Below are entries; copy exactly, and only, the lines from the one containing "What's the underlying" through their final line, leaving out pictures.

*Dataset rows describing interfaces:*

# # #

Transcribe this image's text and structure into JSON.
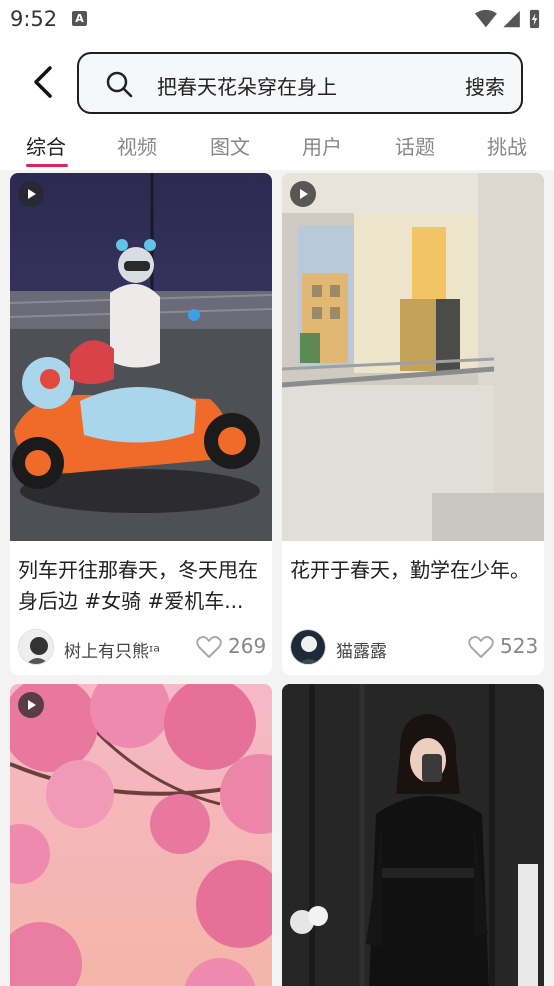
{
  "status_bar": {
    "time": "9:52",
    "notification_icon_letter": "A"
  },
  "search": {
    "query": "把春天花朵穿在身上",
    "submit_label": "搜索"
  },
  "tabs": [
    {
      "label": "综合",
      "active": true
    },
    {
      "label": "视频",
      "active": false
    },
    {
      "label": "图文",
      "active": false
    },
    {
      "label": "用户",
      "active": false
    },
    {
      "label": "话题",
      "active": false
    },
    {
      "label": "挑战",
      "active": false
    }
  ],
  "colors": {
    "accent": "#e0245e",
    "background": "#f3f3f3"
  },
  "cards": [
    {
      "title": "列车开往那春天，冬天甩在身后边 #女骑 #爱机车...",
      "author": "树上有只熊ᶦᵃ",
      "likes": "269",
      "has_video": true
    },
    {
      "title": "花开于春天，勤学在少年。",
      "author": "猫露露",
      "likes": "523",
      "has_video": true
    },
    {
      "title": "",
      "author": "",
      "likes": "",
      "has_video": true
    },
    {
      "title": "",
      "author": "",
      "likes": "",
      "has_video": false
    }
  ]
}
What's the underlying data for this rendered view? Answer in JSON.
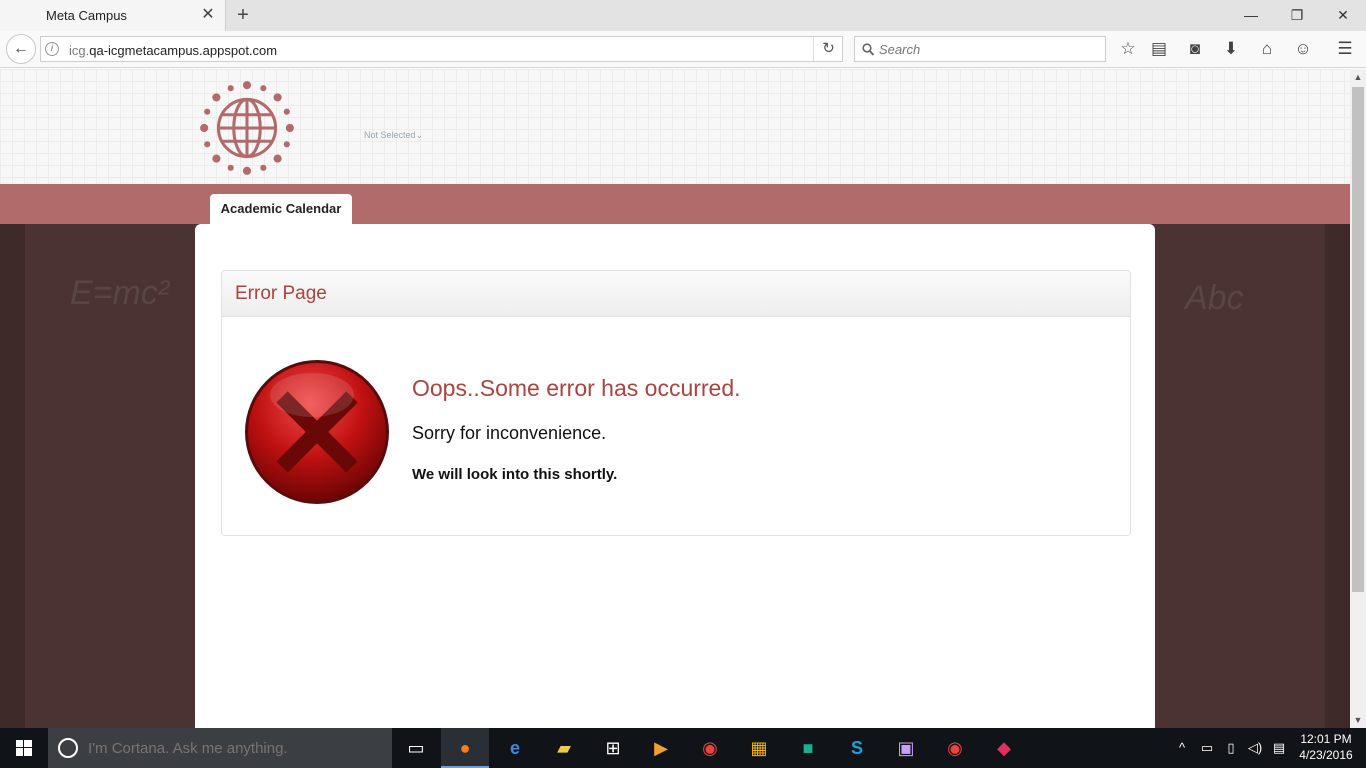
{
  "browser": {
    "tab_title": "Meta Campus",
    "url_prefix": "icg.",
    "url_domain": "qa-icgmetacampus.appspot.com",
    "search_placeholder": "Search"
  },
  "header": {
    "campus_selector": "Not Selected"
  },
  "menu": {
    "tab_label": "Academic Calendar"
  },
  "error_panel": {
    "title": "Error Page",
    "message_heading": "Oops..Some error has occurred.",
    "message_apology": "Sorry for inconvenience.",
    "message_followup": "We will look into this shortly."
  },
  "taskbar": {
    "cortana_placeholder": "I'm Cortana. Ask me anything.",
    "time": "12:01 PM",
    "date": "4/23/2016"
  },
  "colors": {
    "brand": "#b06b6a",
    "error_text": "#a94442",
    "background_dark": "#3f2a2a"
  }
}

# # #

*ANSWER BELOW:*
What's the underlying data for this rendered view? Answer in JSON.
{
  "browser": {
    "tab_title": "Meta Campus",
    "url_prefix": "icg.",
    "url_domain": "qa-icgmetacampus.appspot.com",
    "search_placeholder": "Search"
  },
  "header": {
    "campus_selector": "Not Selected"
  },
  "menu": {
    "tab_label": "Academic Calendar"
  },
  "error_panel": {
    "title": "Error Page",
    "message_heading": "Oops..Some error has occurred.",
    "message_apology": "Sorry for inconvenience.",
    "message_followup": "We will look into this shortly."
  },
  "taskbar": {
    "cortana_placeholder": "I'm Cortana. Ask me anything.",
    "time": "12:01 PM",
    "date": "4/23/2016"
  },
  "colors": {
    "brand": "#b06b6a",
    "error_text": "#a94442",
    "background_dark": "#3f2a2a"
  }
}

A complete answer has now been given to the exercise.